New Zealand school kids, at least when I was one, were taught to draw the Polynesian triangle. It has Hawaii at the top corner, Easter Island at another, and New Zealand at the third. Within this triangle, so we were told, are Polynesian cultures. Outside of it you have, for example, Micronesian and Melanesian. Within Polynesia, languages are mutually intelligible to a high degree. When the ancestors of the Maori came to New Zealand about 800 years ago, they bought a version of Polynesian language with them, and applied words to familiar entities, or perhaps to the next best things. One of the funniest results was surely when the first New Zealanders uttered their equivalent of “Bloody Hell!” followed by something like “Now THAT’s a moa!”, thus applying the Polynesian word for the common chicken to the now extinct flightless birds that could reach to around 2 m in height.

Over the years I’ve kept an eye out on research addressing where the Polynesians themselves came from. It seems clear from both linguistic and DNA evidence that they may have originated in Taiwan, then skirted the Melanesian islands (probably picking up some DNA along the way) before expanding into the Pacific. But somehow this all seemed a bit far in past to me – I had grown up with the hard lines of that Polynesian triangle. They had become a sort of mental barrier.

But then in Indonesia I learned that common words of Bhasa are almost identical to Maori. The word for five is ‘lima’ in Bhasa and ‘rima’ in Maori. Water is ‘air’ (pronouced ay-er) in Bahasa and ‘wai’ in Maori. This was a revelation to me – Indonesia is a long way out of the Polynesian triangle. Chatting with tribal people from Aceh in Sumatra to the mountains of northern Philippines all resulted in words that sounded quite familiar.
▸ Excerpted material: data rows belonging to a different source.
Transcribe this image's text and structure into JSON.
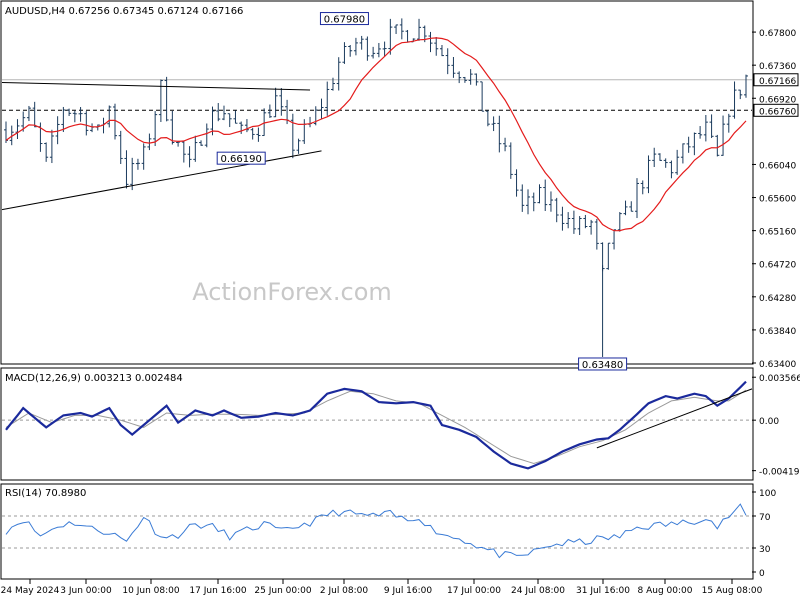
{
  "chart_data": [
    {
      "type": "candlestick",
      "panel": "price",
      "title": "AUDUSD,H4  0.67256 0.67345 0.67124 0.67166",
      "watermark": "ActionForex.com",
      "ylim": [
        0.634,
        0.682
      ],
      "yticks": [
        "0.67800",
        "0.67360",
        "0.66920",
        "0.66040",
        "0.65600",
        "0.65160",
        "0.64720",
        "0.64280",
        "0.63840",
        "0.63400"
      ],
      "last_price_label": "0.67166",
      "last_price": 0.67166,
      "level_line_label": "0.66760",
      "level_line": 0.6676,
      "annotations": [
        {
          "text": "0.67980",
          "x": 59,
          "y": 0.6798
        },
        {
          "text": "0.66190",
          "x": 41,
          "y": 0.6619
        },
        {
          "text": "0.63480",
          "x": 104,
          "y": 0.6348
        }
      ],
      "moving_average": {
        "name": "",
        "color": "#e41c1c"
      },
      "trendlines": [
        {
          "p1": [
            0,
            0.6713
          ],
          "p2": [
            53,
            0.6703
          ]
        },
        {
          "p1": [
            0,
            0.6544
          ],
          "p2": [
            55,
            0.6622
          ]
        }
      ],
      "price_path": [
        [
          0,
          0.665
        ],
        [
          4,
          0.667
        ],
        [
          7,
          0.6605
        ],
        [
          10,
          0.668
        ],
        [
          13,
          0.667
        ],
        [
          16,
          0.6645
        ],
        [
          18,
          0.668
        ],
        [
          21,
          0.6585
        ],
        [
          24,
          0.6615
        ],
        [
          27,
          0.6705
        ],
        [
          29,
          0.6645
        ],
        [
          32,
          0.66
        ],
        [
          35,
          0.6665
        ],
        [
          38,
          0.6675
        ],
        [
          41,
          0.6645
        ],
        [
          44,
          0.6655
        ],
        [
          47,
          0.669
        ],
        [
          50,
          0.663
        ],
        [
          53,
          0.6655
        ],
        [
          56,
          0.67
        ],
        [
          58,
          0.674
        ],
        [
          61,
          0.6765
        ],
        [
          64,
          0.676
        ],
        [
          67,
          0.6775
        ],
        [
          70,
          0.678
        ],
        [
          73,
          0.6785
        ],
        [
          75,
          0.676
        ],
        [
          78,
          0.6735
        ],
        [
          81,
          0.672
        ],
        [
          84,
          0.666
        ],
        [
          87,
          0.662
        ],
        [
          90,
          0.6545
        ],
        [
          93,
          0.656
        ],
        [
          96,
          0.6545
        ],
        [
          99,
          0.652
        ],
        [
          102,
          0.6525
        ],
        [
          104,
          0.6455
        ],
        [
          106,
          0.652
        ],
        [
          108,
          0.6535
        ],
        [
          110,
          0.657
        ],
        [
          113,
          0.661
        ],
        [
          116,
          0.66
        ],
        [
          119,
          0.663
        ],
        [
          122,
          0.665
        ],
        [
          124,
          0.661
        ],
        [
          126,
          0.668
        ],
        [
          128,
          0.6705
        ],
        [
          129,
          0.672
        ]
      ],
      "x_labels": [
        "24 May 2024",
        "3 Jun 00:00",
        "10 Jun 08:00",
        "17 Jun 16:00",
        "25 Jun 00:00",
        "2 Jul 08:00",
        "9 Jul 16:00",
        "17 Jul 00:00",
        "24 Jul 08:00",
        "31 Jul 16:00",
        "8 Aug 00:00",
        "15 Aug 08:00"
      ]
    },
    {
      "type": "line",
      "panel": "macd",
      "title": "MACD(12,26,9)  0.003213  0.002484",
      "ylim": [
        -0.0048,
        0.004
      ],
      "yticks": [
        "0.003566",
        "0.00",
        "-0.00419"
      ],
      "series": [
        {
          "name": "",
          "color": "#1b2a9c",
          "values": [
            [
              0,
              -0.0008
            ],
            [
              3,
              0.001
            ],
            [
              7,
              -0.0006
            ],
            [
              10,
              0.0004
            ],
            [
              13,
              0.0006
            ],
            [
              15,
              0.0003
            ],
            [
              18,
              0.001
            ],
            [
              20,
              -0.0004
            ],
            [
              22,
              -0.0012
            ],
            [
              25,
              0.0
            ],
            [
              28,
              0.0012
            ],
            [
              30,
              -0.0002
            ],
            [
              33,
              0.0008
            ],
            [
              36,
              0.0004
            ],
            [
              38,
              0.0008
            ],
            [
              41,
              0.0002
            ],
            [
              44,
              0.0003
            ],
            [
              47,
              0.0006
            ],
            [
              50,
              0.0004
            ],
            [
              53,
              0.0008
            ],
            [
              56,
              0.0022
            ],
            [
              59,
              0.0026
            ],
            [
              62,
              0.0024
            ],
            [
              65,
              0.0015
            ],
            [
              68,
              0.0014
            ],
            [
              71,
              0.0015
            ],
            [
              74,
              0.0012
            ],
            [
              76,
              -0.0004
            ],
            [
              79,
              -0.0008
            ],
            [
              82,
              -0.0014
            ],
            [
              85,
              -0.0026
            ],
            [
              88,
              -0.0036
            ],
            [
              91,
              -0.004
            ],
            [
              94,
              -0.0034
            ],
            [
              97,
              -0.0026
            ],
            [
              100,
              -0.002
            ],
            [
              103,
              -0.0016
            ],
            [
              105,
              -0.0015
            ],
            [
              107,
              -0.0008
            ],
            [
              110,
              0.0005
            ],
            [
              112,
              0.0014
            ],
            [
              115,
              0.002
            ],
            [
              117,
              0.0018
            ],
            [
              120,
              0.0022
            ],
            [
              122,
              0.002
            ],
            [
              124,
              0.0012
            ],
            [
              126,
              0.0018
            ],
            [
              129,
              0.0032
            ]
          ]
        },
        {
          "name": "",
          "color": "#9a9a9a",
          "values": [
            [
              0,
              -0.0006
            ],
            [
              4,
              0.0006
            ],
            [
              8,
              -0.0002
            ],
            [
              12,
              0.0004
            ],
            [
              16,
              0.0004
            ],
            [
              20,
              0.0
            ],
            [
              24,
              -0.0006
            ],
            [
              28,
              0.0006
            ],
            [
              32,
              0.0004
            ],
            [
              36,
              0.0005
            ],
            [
              40,
              0.0005
            ],
            [
              44,
              0.0004
            ],
            [
              48,
              0.0005
            ],
            [
              52,
              0.0006
            ],
            [
              56,
              0.0016
            ],
            [
              60,
              0.0024
            ],
            [
              64,
              0.0022
            ],
            [
              68,
              0.0016
            ],
            [
              72,
              0.0014
            ],
            [
              76,
              0.0004
            ],
            [
              80,
              -0.0006
            ],
            [
              84,
              -0.0018
            ],
            [
              88,
              -0.003
            ],
            [
              92,
              -0.0036
            ],
            [
              96,
              -0.003
            ],
            [
              100,
              -0.0022
            ],
            [
              104,
              -0.0017
            ],
            [
              108,
              -0.0008
            ],
            [
              112,
              0.0006
            ],
            [
              116,
              0.0016
            ],
            [
              120,
              0.0019
            ],
            [
              124,
              0.0016
            ],
            [
              126,
              0.0016
            ],
            [
              129,
              0.0025
            ]
          ]
        }
      ],
      "trendline": {
        "p1": [
          103,
          -0.0023
        ],
        "p2": [
          129,
          0.0026
        ]
      }
    },
    {
      "type": "line",
      "panel": "rsi",
      "title": "RSI(14) 70.8980",
      "ylim": [
        0,
        100
      ],
      "yticks": [
        "100",
        "70",
        "30",
        "0"
      ],
      "series": [
        {
          "name": "",
          "color": "#3a7bd5",
          "values": [
            [
              0,
              52
            ],
            [
              3,
              66
            ],
            [
              6,
              45
            ],
            [
              9,
              58
            ],
            [
              12,
              62
            ],
            [
              15,
              54
            ],
            [
              18,
              50
            ],
            [
              21,
              38
            ],
            [
              24,
              70
            ],
            [
              26,
              52
            ],
            [
              28,
              42
            ],
            [
              30,
              47
            ],
            [
              33,
              60
            ],
            [
              36,
              56
            ],
            [
              39,
              45
            ],
            [
              42,
              52
            ],
            [
              45,
              60
            ],
            [
              48,
              50
            ],
            [
              51,
              58
            ],
            [
              54,
              64
            ],
            [
              56,
              72
            ],
            [
              58,
              75
            ],
            [
              61,
              72
            ],
            [
              64,
              70
            ],
            [
              67,
              72
            ],
            [
              70,
              64
            ],
            [
              72,
              70
            ],
            [
              74,
              55
            ],
            [
              77,
              45
            ],
            [
              80,
              40
            ],
            [
              83,
              30
            ],
            [
              86,
              22
            ],
            [
              89,
              18
            ],
            [
              92,
              25
            ],
            [
              95,
              34
            ],
            [
              98,
              36
            ],
            [
              101,
              38
            ],
            [
              104,
              42
            ],
            [
              107,
              44
            ],
            [
              110,
              56
            ],
            [
              113,
              58
            ],
            [
              116,
              60
            ],
            [
              119,
              62
            ],
            [
              122,
              70
            ],
            [
              124,
              56
            ],
            [
              126,
              70
            ],
            [
              128,
              80
            ],
            [
              129,
              71
            ]
          ]
        }
      ]
    }
  ]
}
One of the words for ‘bird’ around Aceh is ‘manok’, in New Zealand it’s ‘manu’. None of this will be new to linguists of course. There were some other, harder to pin down things. Driving past Indonesian villages where the women would be sitting I the verandas off their houses spotting the ‘bule’ (pronounced “boo-lay” = foreigner) looked reminded me of the old Burton Brothers photos of Maori in the 19th century. The only thing missing in their portraits of Maori women posing in the verandas of their whares (huts) would be the mobile phones. ‘Polynesia’ started to feel a lot more like a part of east Asia than something defined by a triangle.

Taiwan, where the genetic evidence points, lies just off the coast of mainland Asia – tantalisingly close. How far can we take Polynesian origins? China anyone? I guess work is already under way to more precisely narrow down genetic origins in Asia.

Linguistically I know there are a lot of problems trying to trace words back into deep time, and the science is replete with amateurs popping up with their discoveries, but here’s my five cents worth … Last week I had an odd experience. I had to give a short talk in China – introducing myself and New Zealand. I got to the point where I said New Zealand has two official languages – English and Maori. Our passports are in both languages and in many public institutions, so are the signs. I pointed out there are also now a lot of Maori words that one can hear on English TV in New Zealand. These words would be opaque to a visitor, but no kiwi would bat an eye. They have been incorporated into Pakeha (non-Maori New Zealand) English. Words like ‘whanau’ = ‘family’, ‘iwi’ = ‘tribe’ and ‘hui’ = ‘meeting’. At this point my Chinese hosts looked astonished – then burst out laughing. “But ‘hui’ is what we are having now – ‘hui’ is ‘meeting’ in Chinese!”

Selected References

Christian, F. W. (1916). “Asiatic origin of the word ‘moa’.” Journal of the Polynesian Society 25: 126-127.

Forth, G. (2006). “Words for ‘bird’ in eastern Indonesia.” Journal of Ethnobiology 26: 177-207.

Friedlaender JS, Friedlaender FR, Reed FA, Kidd KK, Kidd JR, et al. (2008) The genetic structure of Pacific Islanders. PLoS Genet 4(1): e19. doi:10.1371/journal.pgen.0040019

Gray, R. D. and F. M. Jordan (2000). “Language trees support the express-train sequence of Austronesian expansion.” Nature 405: 1052-1055.

Underhill, P. A., G. Passarino, A. A. Lin, S. Marzuki, P. J. Oefner, L. L. Cavalli-Sforza and G. K. Chambers (2001). “Maori Origins, Y-Chromosome Haplotypes and Implications for Human History in the Pacific.” Human Mutation 17: 271-280.